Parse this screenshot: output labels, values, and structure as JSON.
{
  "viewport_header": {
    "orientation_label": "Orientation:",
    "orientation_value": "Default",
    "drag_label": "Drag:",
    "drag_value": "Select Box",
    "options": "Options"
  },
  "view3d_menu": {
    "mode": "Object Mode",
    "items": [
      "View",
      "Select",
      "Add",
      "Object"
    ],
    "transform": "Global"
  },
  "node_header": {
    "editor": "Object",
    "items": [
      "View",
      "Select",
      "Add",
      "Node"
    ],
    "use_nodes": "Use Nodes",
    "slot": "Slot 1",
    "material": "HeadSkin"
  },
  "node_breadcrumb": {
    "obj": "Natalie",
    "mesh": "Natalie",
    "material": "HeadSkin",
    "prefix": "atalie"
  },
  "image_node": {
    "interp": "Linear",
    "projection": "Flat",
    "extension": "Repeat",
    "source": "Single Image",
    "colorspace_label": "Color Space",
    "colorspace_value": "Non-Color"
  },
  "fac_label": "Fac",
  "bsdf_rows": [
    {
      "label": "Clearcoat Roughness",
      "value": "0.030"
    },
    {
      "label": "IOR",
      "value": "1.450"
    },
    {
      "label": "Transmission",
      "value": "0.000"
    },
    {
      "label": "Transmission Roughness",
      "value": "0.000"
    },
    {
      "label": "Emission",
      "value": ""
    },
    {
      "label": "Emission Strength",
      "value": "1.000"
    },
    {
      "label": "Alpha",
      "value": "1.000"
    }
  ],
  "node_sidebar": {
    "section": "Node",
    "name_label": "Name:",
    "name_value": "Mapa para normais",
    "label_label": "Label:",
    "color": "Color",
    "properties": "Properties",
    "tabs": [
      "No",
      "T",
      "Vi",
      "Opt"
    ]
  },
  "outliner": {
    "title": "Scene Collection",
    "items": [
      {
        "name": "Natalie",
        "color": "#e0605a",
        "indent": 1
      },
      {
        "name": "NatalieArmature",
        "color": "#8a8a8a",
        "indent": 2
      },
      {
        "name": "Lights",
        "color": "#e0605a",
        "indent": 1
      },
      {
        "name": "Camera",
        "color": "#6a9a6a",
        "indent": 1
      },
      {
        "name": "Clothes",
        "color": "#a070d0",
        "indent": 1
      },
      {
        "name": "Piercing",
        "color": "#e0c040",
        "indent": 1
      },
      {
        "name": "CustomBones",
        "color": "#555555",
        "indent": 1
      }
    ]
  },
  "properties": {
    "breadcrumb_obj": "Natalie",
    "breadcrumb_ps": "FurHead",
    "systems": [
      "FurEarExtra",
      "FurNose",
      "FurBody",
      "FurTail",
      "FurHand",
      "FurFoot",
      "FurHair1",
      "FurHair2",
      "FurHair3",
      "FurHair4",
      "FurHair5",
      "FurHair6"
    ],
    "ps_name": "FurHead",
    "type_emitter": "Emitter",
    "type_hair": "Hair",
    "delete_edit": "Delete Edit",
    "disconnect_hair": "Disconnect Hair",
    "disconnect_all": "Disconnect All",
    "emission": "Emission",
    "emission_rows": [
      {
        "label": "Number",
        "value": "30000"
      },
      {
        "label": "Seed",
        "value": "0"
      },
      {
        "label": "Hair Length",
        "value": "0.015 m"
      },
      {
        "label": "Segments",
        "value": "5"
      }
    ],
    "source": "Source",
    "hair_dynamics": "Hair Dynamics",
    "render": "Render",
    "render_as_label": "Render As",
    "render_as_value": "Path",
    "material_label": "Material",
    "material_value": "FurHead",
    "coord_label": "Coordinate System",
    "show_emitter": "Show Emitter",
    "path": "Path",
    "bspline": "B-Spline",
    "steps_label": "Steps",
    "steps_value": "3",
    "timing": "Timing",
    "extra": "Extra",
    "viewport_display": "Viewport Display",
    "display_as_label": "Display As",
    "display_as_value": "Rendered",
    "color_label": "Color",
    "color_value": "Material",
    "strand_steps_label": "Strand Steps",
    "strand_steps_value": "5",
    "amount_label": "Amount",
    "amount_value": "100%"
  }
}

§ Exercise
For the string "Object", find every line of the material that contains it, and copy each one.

§ Response
    "mode": "Object Mode",
      "Object"
    "editor": "Object",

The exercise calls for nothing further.